## Work instruction
For each line of the data that includes the word "content", copy the line.

## Data records
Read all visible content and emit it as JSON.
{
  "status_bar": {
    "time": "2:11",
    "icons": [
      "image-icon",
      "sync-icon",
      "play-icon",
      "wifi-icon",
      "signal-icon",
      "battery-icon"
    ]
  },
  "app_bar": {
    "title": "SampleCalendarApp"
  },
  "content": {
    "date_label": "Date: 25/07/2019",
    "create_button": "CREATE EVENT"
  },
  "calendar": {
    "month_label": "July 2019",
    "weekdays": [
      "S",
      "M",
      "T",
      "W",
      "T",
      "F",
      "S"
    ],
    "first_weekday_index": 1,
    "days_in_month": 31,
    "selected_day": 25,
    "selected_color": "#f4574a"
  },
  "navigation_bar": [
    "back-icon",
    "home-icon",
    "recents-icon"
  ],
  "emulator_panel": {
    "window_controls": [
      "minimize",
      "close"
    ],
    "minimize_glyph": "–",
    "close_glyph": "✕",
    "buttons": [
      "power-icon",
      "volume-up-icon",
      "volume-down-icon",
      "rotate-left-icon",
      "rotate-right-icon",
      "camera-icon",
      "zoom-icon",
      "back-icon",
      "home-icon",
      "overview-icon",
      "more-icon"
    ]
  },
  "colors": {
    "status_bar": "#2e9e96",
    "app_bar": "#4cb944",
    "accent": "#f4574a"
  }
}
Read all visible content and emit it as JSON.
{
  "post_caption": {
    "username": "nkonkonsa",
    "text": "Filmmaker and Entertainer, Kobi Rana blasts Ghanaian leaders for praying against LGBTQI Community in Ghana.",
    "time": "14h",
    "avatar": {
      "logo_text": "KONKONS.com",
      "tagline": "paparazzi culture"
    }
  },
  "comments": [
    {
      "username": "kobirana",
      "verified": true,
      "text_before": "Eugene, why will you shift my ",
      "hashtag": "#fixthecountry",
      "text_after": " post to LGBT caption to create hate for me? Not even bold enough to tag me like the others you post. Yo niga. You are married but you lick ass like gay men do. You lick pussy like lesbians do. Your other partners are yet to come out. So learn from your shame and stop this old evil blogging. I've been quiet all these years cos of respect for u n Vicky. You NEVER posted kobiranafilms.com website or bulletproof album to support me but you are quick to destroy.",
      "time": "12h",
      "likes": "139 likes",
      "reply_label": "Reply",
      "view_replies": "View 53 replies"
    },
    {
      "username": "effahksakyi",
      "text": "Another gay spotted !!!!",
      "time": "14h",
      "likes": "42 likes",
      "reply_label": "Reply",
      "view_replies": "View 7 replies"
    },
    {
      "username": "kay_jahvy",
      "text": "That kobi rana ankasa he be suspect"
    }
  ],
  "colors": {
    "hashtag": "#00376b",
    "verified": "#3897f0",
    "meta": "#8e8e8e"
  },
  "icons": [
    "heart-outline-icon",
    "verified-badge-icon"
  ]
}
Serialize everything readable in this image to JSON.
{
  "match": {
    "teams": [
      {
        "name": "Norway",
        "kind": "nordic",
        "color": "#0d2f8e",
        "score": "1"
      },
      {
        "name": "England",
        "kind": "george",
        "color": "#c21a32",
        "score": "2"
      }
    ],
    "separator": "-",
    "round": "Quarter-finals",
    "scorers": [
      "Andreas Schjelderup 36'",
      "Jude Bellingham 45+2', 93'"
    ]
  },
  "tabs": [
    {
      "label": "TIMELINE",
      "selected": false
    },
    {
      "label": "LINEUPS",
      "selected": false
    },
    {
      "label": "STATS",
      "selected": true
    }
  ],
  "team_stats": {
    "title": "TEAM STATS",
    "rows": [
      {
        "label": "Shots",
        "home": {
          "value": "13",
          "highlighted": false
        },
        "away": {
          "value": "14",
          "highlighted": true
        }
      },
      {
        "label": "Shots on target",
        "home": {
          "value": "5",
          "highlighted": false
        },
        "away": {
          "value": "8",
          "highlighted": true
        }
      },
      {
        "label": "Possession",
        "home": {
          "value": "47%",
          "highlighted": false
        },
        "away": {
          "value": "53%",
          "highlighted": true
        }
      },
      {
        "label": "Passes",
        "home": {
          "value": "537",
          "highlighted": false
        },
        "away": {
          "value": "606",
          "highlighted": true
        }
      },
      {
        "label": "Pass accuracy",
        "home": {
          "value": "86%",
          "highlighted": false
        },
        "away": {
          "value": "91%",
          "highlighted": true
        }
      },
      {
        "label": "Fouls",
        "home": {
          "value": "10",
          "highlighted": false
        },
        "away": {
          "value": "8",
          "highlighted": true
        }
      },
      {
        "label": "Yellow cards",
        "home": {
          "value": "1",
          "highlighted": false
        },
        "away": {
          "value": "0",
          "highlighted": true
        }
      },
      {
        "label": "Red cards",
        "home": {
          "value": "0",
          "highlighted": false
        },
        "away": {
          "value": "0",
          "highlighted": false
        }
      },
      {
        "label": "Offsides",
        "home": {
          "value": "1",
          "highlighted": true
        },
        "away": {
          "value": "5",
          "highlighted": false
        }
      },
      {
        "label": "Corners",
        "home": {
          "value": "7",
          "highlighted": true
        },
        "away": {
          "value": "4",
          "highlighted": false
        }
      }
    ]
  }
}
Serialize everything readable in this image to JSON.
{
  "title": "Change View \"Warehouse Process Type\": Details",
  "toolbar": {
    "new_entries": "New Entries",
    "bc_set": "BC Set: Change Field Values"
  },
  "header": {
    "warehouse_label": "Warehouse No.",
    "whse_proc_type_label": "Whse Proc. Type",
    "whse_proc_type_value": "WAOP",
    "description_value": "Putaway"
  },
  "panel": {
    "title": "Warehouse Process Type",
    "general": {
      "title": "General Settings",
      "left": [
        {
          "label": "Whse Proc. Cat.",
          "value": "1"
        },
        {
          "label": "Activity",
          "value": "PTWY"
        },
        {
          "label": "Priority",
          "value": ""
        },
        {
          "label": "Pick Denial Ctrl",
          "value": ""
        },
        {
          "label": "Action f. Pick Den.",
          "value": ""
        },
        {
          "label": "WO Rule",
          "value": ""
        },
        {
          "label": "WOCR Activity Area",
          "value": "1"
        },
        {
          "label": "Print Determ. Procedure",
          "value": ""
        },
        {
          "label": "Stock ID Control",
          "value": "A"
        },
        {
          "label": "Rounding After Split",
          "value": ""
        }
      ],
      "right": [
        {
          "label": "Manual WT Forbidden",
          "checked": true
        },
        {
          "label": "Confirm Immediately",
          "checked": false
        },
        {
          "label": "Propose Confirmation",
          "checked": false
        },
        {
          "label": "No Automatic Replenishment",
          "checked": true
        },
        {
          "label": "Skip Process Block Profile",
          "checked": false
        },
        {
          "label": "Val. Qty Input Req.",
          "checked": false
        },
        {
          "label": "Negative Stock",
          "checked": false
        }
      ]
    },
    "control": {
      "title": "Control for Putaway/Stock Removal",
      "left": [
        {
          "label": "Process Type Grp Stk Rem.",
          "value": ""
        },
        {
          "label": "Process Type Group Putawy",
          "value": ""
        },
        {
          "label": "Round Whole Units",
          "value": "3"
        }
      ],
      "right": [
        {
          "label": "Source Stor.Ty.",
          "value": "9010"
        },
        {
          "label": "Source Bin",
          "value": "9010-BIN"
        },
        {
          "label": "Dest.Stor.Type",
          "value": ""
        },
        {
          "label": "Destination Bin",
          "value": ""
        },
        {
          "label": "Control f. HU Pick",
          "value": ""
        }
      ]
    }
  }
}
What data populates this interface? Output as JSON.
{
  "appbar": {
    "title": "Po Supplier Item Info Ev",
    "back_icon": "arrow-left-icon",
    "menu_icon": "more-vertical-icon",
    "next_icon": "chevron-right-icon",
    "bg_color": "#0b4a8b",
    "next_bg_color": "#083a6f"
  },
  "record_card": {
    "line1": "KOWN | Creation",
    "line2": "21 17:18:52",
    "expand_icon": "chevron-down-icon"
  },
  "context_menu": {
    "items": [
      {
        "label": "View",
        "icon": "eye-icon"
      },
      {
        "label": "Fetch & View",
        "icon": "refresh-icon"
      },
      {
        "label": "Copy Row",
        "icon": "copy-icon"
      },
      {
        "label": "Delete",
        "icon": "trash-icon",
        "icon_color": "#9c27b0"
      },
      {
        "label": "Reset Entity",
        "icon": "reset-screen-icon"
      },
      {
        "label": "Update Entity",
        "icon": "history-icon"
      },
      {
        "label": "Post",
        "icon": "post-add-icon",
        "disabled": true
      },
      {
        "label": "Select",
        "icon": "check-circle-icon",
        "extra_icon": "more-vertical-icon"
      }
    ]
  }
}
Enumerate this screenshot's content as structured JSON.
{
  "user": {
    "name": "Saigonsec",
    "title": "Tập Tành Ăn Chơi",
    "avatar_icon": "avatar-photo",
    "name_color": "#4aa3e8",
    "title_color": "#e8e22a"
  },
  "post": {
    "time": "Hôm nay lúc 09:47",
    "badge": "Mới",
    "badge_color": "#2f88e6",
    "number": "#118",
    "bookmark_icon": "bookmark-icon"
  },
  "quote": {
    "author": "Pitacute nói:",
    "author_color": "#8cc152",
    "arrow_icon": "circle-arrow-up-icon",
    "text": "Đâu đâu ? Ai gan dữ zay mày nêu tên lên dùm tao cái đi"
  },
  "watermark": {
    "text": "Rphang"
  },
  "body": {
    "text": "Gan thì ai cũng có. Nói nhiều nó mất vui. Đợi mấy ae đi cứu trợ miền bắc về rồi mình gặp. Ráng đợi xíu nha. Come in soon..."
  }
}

## Output for this exercise
Read all visible content and emit it as JSON.
  "content": {
Read all visible content and emit it as JSON.
Enumerate this screenshot's content as structured JSON.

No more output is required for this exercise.